1865: America Makes War and Peace in Lincoln's Final Year. Edited by Harold Holzer and Sara Vaughn Gabbard. Carbondale: Southern Illinois University Press, 2015. 199 pp.
Momentous events occurred in the opening months of 1865, as the end of the Civil War brought four years of bloody conflict to a close. The cessation of any war brings its own unique problems and conditions, and the Civil War was no different. The nation had to contend with a spectrum of military, political, racial, and social issues that had remained unresolved from before the war or were created by the war itself. In this collection of essays, several historians analyze and recount key events of the final months of 1865 through depictions of President Abraham Lincoln's decisions, activities, and influence on the end of the war. Some of the events depicted in the book, such as passage of the Thirteenth Amendment, are traditional and expected, but others, such as the description of Lincoln's visit to a defeated Richmond, are oft-overlooked events in Lincoln's presidency.
Two essays stand out as particularly interesting. Richard Striner's "Lincoln and the Hampton Roads Conference" shines some light on an important diplomatic event in the final state of the Civil War. The conference, between Lincoln and a Confederate delegation led by Vice President Alexander Stephens, failed in its hoped-for purpose of ending the war, but Striner's narrative underscores both the doomed Confederate cause and Lincoln's political and diplomatic skill. Lincoln arrived at the meeting on a winning streak after gaining reelection by a wide margin among the Union electorate, congressional approval of the Thirteenth Amendment, and Union armies gaining ground on a daily basis. Stephens, on the other hand, came to the conference seeking negotiations on the basis of Confederate independence, a very weak position considering the dwindling state of the Confederate military and economic power.
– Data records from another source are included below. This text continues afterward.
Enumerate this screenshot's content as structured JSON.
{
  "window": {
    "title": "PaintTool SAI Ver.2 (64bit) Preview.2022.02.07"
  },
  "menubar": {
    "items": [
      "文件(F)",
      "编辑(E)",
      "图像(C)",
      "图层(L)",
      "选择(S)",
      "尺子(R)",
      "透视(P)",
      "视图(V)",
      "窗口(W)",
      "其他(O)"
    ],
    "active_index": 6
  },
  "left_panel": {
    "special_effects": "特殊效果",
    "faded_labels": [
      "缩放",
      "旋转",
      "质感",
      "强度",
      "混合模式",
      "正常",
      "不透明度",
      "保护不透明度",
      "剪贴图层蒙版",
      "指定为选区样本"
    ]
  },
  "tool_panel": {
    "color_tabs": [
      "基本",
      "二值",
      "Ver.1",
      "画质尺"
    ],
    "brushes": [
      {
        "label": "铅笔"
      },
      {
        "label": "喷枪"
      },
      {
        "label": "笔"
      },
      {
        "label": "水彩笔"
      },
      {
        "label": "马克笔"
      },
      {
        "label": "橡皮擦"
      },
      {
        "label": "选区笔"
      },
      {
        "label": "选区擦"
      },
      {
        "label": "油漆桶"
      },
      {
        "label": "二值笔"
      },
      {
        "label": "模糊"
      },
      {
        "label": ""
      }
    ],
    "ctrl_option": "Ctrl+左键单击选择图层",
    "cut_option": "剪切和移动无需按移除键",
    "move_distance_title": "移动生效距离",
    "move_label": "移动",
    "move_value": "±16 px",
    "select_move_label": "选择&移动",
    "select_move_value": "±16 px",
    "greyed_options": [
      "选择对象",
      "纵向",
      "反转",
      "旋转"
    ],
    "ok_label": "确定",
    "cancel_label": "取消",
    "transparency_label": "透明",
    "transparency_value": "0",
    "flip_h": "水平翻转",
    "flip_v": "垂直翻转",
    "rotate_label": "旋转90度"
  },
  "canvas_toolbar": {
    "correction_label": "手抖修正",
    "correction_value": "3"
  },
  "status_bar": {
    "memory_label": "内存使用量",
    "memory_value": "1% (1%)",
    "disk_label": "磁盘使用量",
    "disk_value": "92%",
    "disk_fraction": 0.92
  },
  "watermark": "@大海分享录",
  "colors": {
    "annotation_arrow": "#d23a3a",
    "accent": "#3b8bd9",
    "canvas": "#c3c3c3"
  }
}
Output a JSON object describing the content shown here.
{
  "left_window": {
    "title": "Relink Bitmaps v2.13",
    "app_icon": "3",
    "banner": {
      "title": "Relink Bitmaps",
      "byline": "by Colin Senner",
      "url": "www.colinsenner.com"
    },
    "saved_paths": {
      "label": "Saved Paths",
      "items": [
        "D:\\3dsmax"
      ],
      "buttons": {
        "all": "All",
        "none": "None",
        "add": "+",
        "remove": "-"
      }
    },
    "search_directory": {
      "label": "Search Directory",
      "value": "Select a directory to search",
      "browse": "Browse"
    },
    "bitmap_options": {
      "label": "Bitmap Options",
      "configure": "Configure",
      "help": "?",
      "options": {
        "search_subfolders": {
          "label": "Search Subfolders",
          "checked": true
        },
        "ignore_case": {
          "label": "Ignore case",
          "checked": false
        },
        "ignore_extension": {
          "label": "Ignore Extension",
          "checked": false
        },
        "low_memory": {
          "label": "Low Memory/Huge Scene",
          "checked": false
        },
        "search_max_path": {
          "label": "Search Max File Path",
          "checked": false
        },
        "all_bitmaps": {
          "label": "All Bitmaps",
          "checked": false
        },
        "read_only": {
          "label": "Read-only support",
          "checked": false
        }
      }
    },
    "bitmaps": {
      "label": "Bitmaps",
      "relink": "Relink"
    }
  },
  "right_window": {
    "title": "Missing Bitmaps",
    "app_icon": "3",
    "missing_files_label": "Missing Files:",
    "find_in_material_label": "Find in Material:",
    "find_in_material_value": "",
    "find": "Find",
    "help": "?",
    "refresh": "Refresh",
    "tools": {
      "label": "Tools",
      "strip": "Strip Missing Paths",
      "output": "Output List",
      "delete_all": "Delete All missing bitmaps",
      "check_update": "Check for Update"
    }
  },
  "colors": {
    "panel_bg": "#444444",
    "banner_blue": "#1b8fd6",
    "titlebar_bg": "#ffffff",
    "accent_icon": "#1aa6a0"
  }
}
Frank J. Williams' "Military Justice, Right or Wrong: Judging the Lincoln Conspirators" explores the nuances of judging civilians by military commission in the uncertain area between civilian constitutional rights and military authority in time of war. Williams concludes that the military commission was the appropriate venue for the trial, although he does point...